▸ TASK ITEM
Every line from the one containing "Give me the" to the end of the records below should be returned exactly; pictures are to be dropped.

▸ EXERCISE MATERIALS

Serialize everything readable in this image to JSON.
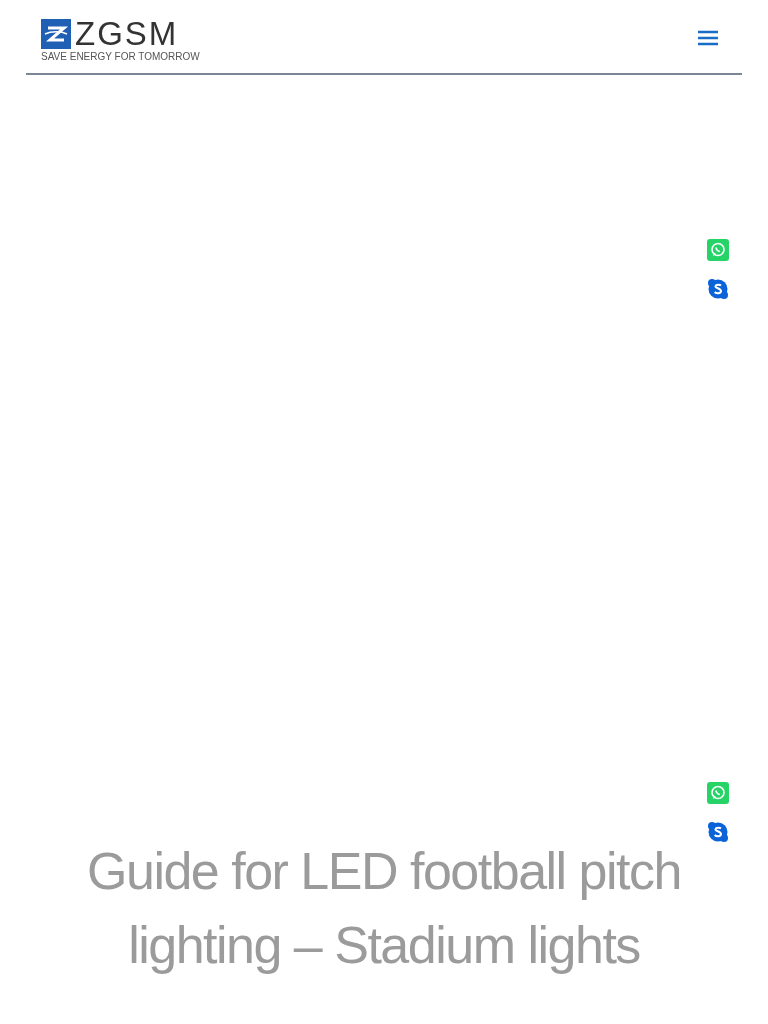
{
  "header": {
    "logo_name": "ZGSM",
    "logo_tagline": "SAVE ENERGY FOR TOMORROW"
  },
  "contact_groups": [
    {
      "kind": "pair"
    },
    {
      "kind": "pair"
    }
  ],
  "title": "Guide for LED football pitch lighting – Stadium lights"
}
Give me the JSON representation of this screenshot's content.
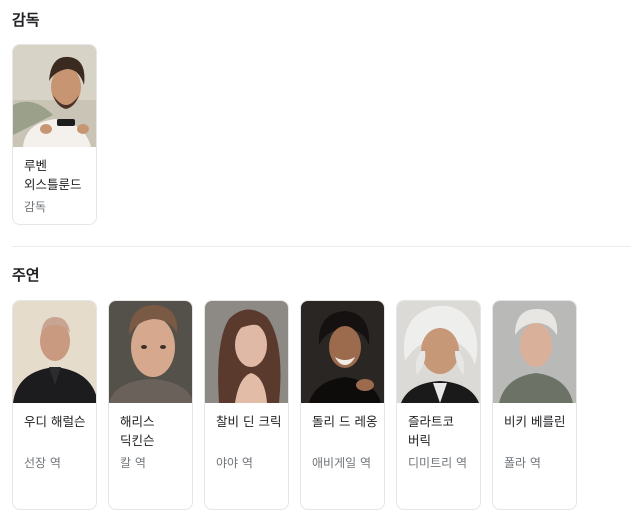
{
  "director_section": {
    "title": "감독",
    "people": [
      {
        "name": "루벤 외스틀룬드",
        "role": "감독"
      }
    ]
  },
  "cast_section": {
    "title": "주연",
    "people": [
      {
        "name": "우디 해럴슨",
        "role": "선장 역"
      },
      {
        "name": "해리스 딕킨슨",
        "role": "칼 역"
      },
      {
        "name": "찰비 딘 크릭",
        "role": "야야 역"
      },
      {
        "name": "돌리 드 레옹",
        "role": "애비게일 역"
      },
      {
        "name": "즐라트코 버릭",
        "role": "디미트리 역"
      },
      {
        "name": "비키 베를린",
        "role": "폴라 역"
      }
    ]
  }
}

▸ SOLUTION
Give me the JSON representation of this screenshot's content.
{
  "director_section": {
    "title": "감독",
    "people": [
      {
        "name": "루벤 외스틀룬드",
        "role": "감독"
      }
    ]
  },
  "cast_section": {
    "title": "주연",
    "people": [
      {
        "name": "우디 해럴슨",
        "role": "선장 역"
      },
      {
        "name": "해리스 딕킨슨",
        "role": "칼 역"
      },
      {
        "name": "찰비 딘 크릭",
        "role": "야야 역"
      },
      {
        "name": "돌리 드 레옹",
        "role": "애비게일 역"
      },
      {
        "name": "즐라트코 버릭",
        "role": "디미트리 역"
      },
      {
        "name": "비키 베를린",
        "role": "폴라 역"
      }
    ]
  }
}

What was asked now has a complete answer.